### Data excerpts
##############################
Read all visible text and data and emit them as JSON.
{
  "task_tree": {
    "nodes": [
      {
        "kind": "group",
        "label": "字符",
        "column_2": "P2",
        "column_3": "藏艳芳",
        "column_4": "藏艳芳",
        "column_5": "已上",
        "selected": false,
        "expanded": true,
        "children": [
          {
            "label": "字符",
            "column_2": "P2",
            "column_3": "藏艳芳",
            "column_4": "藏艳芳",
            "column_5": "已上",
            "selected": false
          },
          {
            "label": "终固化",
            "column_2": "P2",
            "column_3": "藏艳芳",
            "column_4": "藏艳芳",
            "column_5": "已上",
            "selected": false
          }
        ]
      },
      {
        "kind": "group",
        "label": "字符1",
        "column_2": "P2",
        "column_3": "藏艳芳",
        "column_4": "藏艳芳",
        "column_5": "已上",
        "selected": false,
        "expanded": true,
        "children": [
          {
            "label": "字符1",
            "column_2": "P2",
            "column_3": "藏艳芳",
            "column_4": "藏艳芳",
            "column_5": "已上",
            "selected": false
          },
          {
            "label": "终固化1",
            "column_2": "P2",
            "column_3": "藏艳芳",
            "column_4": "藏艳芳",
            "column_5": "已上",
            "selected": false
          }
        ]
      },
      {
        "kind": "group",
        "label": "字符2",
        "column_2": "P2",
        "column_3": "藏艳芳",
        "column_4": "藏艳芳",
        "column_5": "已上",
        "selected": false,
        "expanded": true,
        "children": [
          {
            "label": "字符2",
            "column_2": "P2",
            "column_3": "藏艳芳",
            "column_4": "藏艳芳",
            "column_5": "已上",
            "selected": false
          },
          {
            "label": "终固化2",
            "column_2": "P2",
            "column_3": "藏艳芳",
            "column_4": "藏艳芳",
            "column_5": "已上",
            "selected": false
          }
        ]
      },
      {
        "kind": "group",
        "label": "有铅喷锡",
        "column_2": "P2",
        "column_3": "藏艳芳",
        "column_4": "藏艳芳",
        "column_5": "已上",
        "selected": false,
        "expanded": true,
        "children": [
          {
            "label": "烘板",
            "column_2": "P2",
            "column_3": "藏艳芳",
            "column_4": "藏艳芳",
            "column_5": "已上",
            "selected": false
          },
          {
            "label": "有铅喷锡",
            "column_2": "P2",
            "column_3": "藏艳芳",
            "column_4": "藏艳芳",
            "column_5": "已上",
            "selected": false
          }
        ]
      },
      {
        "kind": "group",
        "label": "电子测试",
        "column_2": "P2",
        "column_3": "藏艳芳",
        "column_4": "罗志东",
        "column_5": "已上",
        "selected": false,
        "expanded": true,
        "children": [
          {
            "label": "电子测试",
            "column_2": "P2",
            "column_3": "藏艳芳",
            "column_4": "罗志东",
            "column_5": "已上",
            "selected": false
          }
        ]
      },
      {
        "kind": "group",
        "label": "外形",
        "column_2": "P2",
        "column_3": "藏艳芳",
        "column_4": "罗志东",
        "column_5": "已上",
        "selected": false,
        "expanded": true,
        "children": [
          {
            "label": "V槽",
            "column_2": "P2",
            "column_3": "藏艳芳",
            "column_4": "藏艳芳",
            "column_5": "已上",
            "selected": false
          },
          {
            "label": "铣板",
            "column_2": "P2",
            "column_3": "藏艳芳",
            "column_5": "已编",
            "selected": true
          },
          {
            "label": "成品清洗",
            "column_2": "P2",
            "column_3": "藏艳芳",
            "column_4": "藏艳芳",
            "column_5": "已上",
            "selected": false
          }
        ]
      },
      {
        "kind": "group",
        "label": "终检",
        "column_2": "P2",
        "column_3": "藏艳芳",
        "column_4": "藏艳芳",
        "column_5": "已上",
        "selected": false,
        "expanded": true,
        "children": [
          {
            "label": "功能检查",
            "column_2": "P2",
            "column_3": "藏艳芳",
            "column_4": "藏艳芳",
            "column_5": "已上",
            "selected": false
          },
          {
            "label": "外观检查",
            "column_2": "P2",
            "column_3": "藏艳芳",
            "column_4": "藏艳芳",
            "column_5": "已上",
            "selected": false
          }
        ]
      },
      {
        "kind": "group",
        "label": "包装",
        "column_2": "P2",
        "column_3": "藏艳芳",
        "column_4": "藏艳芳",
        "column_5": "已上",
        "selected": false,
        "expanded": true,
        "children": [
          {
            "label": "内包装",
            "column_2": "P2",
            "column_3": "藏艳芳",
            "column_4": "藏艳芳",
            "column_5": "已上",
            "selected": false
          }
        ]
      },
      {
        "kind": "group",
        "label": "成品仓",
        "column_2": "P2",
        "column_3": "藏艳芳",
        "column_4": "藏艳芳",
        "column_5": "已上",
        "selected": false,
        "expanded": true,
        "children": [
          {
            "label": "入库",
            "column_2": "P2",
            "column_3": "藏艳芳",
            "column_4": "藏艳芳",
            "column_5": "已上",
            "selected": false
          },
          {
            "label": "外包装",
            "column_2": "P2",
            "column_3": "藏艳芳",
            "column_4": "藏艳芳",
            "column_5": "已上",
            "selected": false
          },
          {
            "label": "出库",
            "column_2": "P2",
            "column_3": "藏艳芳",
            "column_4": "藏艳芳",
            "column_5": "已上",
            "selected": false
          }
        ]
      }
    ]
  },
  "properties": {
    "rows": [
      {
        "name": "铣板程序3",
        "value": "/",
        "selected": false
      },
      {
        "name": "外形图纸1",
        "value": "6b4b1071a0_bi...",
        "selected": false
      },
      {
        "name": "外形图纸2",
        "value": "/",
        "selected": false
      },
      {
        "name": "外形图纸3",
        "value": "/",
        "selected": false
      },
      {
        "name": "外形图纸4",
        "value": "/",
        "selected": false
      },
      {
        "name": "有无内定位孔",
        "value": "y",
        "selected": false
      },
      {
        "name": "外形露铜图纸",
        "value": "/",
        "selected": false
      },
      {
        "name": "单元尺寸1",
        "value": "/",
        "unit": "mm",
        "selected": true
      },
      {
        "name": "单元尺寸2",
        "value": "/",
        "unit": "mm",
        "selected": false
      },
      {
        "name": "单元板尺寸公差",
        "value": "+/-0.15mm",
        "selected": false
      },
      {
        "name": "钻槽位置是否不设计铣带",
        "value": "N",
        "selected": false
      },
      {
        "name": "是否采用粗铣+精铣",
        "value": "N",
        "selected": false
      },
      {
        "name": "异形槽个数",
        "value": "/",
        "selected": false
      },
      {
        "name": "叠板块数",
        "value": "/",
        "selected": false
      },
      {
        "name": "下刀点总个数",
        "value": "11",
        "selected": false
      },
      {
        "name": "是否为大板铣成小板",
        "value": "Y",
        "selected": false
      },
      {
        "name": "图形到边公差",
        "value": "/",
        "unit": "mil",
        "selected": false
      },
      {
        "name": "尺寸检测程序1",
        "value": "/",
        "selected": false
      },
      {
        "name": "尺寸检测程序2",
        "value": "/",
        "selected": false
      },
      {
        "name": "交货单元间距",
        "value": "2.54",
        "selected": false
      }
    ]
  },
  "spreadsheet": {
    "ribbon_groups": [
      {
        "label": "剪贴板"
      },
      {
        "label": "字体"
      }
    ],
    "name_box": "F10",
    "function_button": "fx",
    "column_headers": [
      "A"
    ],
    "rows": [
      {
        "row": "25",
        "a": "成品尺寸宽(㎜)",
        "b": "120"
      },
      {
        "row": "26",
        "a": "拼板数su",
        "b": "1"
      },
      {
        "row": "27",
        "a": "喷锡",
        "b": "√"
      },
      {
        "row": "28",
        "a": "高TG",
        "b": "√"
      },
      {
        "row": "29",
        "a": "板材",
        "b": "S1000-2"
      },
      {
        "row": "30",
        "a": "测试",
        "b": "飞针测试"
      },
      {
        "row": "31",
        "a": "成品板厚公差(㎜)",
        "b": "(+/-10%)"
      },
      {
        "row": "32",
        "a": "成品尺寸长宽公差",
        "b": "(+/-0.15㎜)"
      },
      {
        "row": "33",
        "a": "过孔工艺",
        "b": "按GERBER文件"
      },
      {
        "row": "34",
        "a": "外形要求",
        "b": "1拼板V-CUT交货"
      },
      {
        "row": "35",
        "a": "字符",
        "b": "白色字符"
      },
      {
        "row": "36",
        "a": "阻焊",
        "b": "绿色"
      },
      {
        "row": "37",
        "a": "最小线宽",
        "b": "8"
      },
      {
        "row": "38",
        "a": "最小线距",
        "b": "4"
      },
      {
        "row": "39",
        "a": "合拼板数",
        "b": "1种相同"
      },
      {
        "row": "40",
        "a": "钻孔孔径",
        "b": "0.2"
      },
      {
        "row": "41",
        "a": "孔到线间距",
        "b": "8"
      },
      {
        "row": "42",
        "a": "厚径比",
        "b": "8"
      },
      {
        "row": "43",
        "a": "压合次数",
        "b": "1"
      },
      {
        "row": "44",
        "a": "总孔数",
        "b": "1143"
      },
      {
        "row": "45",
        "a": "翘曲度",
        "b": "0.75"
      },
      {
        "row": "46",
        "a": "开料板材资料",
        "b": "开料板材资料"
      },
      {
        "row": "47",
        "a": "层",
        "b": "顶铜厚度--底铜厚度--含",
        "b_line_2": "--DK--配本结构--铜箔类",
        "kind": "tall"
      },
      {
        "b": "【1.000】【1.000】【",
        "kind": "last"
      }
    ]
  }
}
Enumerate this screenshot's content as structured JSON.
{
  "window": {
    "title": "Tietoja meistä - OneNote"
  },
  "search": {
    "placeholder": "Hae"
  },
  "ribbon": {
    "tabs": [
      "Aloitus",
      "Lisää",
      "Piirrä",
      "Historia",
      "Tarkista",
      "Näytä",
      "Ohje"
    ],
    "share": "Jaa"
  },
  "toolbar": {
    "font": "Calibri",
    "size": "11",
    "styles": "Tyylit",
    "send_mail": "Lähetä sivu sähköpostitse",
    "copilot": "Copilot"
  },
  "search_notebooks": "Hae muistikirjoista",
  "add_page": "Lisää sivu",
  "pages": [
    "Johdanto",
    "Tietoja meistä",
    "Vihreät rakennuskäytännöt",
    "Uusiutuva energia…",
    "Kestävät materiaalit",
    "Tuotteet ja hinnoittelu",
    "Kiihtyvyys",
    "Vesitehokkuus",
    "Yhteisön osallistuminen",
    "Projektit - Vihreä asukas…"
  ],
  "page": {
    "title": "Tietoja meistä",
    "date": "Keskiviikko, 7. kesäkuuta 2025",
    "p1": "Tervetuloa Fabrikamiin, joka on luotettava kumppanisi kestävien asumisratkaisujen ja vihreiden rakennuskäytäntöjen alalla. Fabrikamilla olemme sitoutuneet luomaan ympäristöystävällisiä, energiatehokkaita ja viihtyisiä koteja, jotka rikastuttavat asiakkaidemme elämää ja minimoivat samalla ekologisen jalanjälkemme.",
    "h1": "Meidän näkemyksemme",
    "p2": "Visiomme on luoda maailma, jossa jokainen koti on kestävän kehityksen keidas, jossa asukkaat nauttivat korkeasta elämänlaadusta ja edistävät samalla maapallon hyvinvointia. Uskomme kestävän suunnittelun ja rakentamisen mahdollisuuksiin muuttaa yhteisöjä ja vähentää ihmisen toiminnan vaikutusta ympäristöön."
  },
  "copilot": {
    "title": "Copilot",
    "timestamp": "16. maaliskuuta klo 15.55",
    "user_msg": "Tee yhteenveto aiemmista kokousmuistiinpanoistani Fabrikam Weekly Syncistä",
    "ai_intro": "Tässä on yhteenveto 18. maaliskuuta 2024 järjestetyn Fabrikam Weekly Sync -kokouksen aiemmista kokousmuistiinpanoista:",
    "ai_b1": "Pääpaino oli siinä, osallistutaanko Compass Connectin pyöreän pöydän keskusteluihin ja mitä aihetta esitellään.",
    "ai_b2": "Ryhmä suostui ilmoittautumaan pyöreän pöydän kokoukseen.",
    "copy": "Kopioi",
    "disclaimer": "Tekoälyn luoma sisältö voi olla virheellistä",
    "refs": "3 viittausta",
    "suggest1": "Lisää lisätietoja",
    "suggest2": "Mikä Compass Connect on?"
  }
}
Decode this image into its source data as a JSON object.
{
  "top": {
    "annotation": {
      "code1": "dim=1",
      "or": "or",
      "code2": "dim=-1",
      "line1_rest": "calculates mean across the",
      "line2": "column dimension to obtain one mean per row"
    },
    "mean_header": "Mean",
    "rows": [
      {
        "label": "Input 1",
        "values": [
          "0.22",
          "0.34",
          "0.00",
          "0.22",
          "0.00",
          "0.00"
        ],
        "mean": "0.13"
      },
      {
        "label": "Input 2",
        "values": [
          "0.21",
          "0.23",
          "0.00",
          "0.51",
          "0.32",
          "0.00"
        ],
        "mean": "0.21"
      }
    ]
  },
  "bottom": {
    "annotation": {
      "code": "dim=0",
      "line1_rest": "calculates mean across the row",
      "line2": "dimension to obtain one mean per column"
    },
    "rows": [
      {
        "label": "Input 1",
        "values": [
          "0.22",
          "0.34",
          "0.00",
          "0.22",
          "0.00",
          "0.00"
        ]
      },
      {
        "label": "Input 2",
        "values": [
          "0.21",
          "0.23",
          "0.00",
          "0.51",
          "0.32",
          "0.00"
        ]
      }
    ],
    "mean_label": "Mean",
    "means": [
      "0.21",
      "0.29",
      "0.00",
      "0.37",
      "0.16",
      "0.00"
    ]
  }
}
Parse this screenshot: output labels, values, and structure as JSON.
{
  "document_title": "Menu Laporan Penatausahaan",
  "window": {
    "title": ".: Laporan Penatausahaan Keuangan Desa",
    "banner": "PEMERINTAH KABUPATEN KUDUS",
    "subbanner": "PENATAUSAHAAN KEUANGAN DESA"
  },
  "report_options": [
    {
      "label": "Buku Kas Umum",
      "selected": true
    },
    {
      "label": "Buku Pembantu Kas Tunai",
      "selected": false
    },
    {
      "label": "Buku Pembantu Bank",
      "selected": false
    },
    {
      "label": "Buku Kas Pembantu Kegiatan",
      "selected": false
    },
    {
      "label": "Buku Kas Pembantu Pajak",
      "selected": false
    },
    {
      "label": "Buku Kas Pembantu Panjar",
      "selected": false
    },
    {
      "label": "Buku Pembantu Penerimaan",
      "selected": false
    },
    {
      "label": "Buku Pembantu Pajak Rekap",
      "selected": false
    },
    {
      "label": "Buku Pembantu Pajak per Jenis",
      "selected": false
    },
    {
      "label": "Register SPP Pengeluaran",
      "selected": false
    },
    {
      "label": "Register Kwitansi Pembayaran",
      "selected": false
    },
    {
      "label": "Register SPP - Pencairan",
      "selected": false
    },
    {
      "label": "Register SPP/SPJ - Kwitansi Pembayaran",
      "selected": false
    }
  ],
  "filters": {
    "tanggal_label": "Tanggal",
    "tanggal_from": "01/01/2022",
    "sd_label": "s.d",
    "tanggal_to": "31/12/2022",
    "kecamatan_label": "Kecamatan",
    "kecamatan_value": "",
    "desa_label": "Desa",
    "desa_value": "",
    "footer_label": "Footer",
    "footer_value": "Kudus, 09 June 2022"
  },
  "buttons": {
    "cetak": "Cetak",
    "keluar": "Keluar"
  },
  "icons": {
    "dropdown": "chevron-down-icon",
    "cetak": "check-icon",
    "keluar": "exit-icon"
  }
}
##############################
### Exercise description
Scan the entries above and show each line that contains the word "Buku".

### Solution
      "label": "Buku Kas Umum",
      "label": "Buku Pembantu Kas Tunai",
      "label": "Buku Pembantu Bank",
      "label": "Buku Kas Pembantu Kegiatan",
      "label": "Buku Kas Pembantu Pajak",
      "label": "Buku Kas Pembantu Panjar",
      "label": "Buku Pembantu Penerimaan",
      "label": "Buku Pembantu Pajak Rekap",
      "label": "Buku Pembantu Pajak per Jenis",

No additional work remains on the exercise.